For many couples, moving in together seems like the obvious, cost-efficient next step for their relationship: You save money on bills, have someone to help out when bulbs and vents need changing, and you get to hang out with your best bud every night.
Far too often, though, couples slide into cohabitation. That lack of forethought can have a huge negative impact on the relationship later; studies have shown an increased risk of divorce and marital dissatisfaction for couples who move in before making a clear mutual commitment to each other.
Worried that you and your partner may be moving in together too soon? Below, relationship therapists share six signs that you need to press pause on your move-in plans.
1. You’re using it as a way to gauge your relationship’s strength.
Moving in together shouldn’t be a litmus test for whether your relationship is on sound foundation. It should be a decision made in full faith that you’re already on solid footing as a couple and totally excited for the next step, said Kurt Smith, a therapist who specializes in counseling for men.
“Living together should be a step taken only when it’s evident that the relationship and both of you are ready for the change,” Smith said.
It’s an equally bad sign if you’ve given no thought whatsoever to what a move-in could mean for the relationship.
“If there’s no hesitation or questioning of the decision, that’s a concern, too,” Smith said. “Blindly and overconfidently walking into this relationship transition is a mistake.”
2. You’ve yet to have your first big argument.
Sorry, couples of a mere three months: It may seem romantic, but it’s probably ill-advised to move in together. Why? It’s very likely you haven’t yet had the kind of serious arguments that really test a relationship, said Isiah McKimmie, a couples therapist and sexologist in Melbourne, Australia. (For instance: What’s the game plan if one of us loses our job? Will we eventually have kids and how will we raise them? How involved will we allow our in-laws to be?)

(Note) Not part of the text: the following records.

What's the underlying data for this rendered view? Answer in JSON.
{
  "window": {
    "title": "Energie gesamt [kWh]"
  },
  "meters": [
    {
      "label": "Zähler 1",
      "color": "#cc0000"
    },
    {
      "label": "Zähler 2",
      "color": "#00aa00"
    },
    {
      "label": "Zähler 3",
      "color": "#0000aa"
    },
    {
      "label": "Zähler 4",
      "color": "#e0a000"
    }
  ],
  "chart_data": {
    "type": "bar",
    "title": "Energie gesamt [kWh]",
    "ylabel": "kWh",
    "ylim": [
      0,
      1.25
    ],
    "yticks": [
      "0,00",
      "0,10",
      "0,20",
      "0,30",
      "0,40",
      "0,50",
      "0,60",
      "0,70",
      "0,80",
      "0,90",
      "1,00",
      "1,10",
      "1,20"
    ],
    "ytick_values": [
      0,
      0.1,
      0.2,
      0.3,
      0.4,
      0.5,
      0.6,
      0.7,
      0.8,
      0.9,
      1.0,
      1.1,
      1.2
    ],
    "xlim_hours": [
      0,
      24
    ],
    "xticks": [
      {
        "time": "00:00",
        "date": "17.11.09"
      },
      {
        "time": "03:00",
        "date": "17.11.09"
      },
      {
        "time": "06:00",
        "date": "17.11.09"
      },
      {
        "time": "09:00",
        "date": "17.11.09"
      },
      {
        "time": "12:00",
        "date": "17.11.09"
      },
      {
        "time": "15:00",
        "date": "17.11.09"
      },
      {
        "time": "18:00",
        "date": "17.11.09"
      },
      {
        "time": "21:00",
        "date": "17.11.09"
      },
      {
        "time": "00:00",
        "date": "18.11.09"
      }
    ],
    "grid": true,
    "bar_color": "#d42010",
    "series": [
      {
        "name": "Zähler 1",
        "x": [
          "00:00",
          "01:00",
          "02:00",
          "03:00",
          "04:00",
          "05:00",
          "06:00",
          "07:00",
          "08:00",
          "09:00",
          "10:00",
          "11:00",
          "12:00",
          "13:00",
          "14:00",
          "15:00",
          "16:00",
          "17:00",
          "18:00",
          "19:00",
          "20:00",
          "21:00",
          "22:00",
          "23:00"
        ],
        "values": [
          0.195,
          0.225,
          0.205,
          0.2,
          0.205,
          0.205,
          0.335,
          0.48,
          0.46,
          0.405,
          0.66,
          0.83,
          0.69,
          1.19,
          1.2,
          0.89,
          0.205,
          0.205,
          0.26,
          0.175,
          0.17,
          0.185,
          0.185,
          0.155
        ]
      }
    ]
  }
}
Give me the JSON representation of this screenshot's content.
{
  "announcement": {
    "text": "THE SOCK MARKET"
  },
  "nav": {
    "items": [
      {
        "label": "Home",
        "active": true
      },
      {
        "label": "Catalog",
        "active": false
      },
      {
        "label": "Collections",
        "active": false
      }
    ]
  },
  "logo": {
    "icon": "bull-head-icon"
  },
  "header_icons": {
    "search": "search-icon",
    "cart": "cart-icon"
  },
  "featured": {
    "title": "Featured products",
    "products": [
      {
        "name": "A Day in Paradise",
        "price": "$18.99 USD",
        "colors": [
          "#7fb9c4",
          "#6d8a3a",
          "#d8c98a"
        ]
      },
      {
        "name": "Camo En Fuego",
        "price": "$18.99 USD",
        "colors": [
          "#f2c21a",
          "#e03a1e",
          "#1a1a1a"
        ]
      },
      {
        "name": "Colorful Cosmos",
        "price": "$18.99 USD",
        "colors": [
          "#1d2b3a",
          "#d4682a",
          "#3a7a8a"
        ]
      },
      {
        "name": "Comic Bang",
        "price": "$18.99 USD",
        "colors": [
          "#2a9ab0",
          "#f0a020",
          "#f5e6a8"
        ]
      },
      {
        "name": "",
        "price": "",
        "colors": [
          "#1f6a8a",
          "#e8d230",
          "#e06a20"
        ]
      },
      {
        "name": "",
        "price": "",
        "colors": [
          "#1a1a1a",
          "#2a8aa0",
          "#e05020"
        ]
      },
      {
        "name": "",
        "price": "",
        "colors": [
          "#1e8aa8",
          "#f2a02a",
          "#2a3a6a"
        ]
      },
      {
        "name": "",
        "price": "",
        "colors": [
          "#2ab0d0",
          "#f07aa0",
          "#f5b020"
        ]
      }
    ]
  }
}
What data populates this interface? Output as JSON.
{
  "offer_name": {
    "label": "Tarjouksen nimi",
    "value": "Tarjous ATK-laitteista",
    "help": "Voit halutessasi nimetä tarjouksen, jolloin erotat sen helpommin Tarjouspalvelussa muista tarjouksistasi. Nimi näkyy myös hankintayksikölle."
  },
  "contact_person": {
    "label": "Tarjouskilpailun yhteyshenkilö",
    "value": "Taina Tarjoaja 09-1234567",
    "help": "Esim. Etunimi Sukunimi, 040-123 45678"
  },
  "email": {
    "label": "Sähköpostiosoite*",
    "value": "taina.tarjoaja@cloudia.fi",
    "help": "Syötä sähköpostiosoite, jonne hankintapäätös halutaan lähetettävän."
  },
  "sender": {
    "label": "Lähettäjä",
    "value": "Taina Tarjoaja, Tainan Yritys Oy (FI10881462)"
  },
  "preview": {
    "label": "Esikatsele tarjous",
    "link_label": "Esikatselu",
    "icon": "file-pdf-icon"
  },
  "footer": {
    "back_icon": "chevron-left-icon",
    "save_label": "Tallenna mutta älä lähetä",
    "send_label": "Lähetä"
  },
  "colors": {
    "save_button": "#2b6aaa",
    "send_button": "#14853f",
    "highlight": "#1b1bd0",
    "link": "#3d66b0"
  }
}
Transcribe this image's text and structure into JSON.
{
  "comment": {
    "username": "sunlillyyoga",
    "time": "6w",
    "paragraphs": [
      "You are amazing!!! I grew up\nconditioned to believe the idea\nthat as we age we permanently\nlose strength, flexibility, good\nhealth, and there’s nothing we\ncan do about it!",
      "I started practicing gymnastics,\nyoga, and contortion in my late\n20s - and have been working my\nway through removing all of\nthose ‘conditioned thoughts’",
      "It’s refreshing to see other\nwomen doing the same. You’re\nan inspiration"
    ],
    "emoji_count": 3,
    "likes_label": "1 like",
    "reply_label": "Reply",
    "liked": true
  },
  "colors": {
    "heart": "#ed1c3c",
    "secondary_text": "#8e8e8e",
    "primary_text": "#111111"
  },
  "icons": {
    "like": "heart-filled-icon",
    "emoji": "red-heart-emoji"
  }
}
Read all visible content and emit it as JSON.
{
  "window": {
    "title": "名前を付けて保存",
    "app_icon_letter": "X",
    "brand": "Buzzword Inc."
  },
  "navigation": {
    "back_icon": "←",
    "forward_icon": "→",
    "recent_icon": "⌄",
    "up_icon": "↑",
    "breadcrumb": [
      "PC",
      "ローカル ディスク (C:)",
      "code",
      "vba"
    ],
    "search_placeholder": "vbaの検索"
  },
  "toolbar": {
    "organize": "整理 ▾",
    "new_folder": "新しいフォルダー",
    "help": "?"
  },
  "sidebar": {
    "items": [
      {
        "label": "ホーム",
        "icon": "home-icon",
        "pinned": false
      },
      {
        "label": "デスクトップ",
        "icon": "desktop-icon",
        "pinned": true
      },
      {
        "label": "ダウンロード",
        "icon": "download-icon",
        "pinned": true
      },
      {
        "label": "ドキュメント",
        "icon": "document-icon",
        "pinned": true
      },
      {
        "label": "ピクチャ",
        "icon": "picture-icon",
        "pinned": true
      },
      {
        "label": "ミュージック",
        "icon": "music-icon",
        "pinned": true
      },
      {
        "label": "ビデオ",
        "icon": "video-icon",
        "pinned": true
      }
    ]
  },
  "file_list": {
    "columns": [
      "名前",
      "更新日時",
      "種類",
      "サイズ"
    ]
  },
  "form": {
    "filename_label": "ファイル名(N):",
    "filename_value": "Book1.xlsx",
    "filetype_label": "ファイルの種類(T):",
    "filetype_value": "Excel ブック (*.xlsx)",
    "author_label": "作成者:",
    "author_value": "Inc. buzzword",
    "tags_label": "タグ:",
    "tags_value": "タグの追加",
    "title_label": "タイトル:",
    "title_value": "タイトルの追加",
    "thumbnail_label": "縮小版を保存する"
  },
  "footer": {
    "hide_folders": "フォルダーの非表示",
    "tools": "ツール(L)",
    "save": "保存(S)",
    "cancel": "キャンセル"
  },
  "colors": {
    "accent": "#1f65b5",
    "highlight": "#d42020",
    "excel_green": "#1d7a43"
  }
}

“Seeing how our partner reacts when an argument or difficult conversation arises is an important factor in deciding whether or not to stay with the person,” McKimmie said. “If you can successfully manage arguments before and after the honeymoon phase, living together will probably be more harmonious.”
3. You haven’t talked about money.
Conversations about money and financial goals are far from sexy, but they’re necessary. If you avoid them, you might end up arguing about money. And couples who argue about finances early on are at a greater risk for divorce than other couples, regardless of their income, debt or net worth.
Money talks are even more important if you plan to cohabitate, Smith said.
“There needs to be conversations about how bills will be shared, what each person earns and how much debt each you each have,” Smith said. “Being transparent about these things is evidence of a mature relationship that’s ready for the big step.”
4. There’s another roommate involved and they’re uneasy about the move-in.
If you have a roommate ― maybe you rent a two-bedroom with a longtime friend, or share your home with your kids from a previous relationship ― it’s imperative that you include them in this discussion early on, said Ryan Howes, a psychologist from Pasadena, California.
“You may love the idea of cohabitation and feel like your relationship is ready for it, but if others under the same roof don’t agree, you could be entering into a miserable arrangement for everyone,” Howes said. “Moving in together isn’t just about love; it’s a practical decision as well. And if the practicality of it raises stress levels for others, it might be better to wait or move somewhere else together.”
5. You see it as a Band-Aid for problems in your relationship.
Moving in isn’t a fix-all for existing problems between a couple, said Amanda Deverich, a marriage and family therapist in Williamsburg, Virginia. If you’ve experienced a relationship crisis ― an affair, for instance, or some other lapse of trust in the relationship ― what you may need now is some space, not shared living quarters.
“For some troubled couples, moving in together can sometimes be a hyper-healing impulse to solidify the relationship,” Deverich told HuffPost. “Usually, it’s better to take time to understand how the break of trust happened, though. Identify what needs to be in place so it doesn’t happen again, and practice those strategies over time to be sure the relationship is strong.”
6. You feel like your partner is pressuring you into the move.
Sure, moving in together is a weighty decision, but it shouldn’t feel like a huge gamble on your part. If you’re apprehensive about it and need constant reassurance from your partner that this it’s going to work out in the end, you may want to go with your instincts.
“A little apprehension is normal, but if your body is sending strong signals that tell you it’s too soon, that red flags are waving, or that you’re just not ready, don’t force it,” Howes said. “This is the ‘trust your gut’ instinct people talk about so much. Don’t rush it; waiting a couple of months until you feel ready to fish or cut bait might make the most sense.”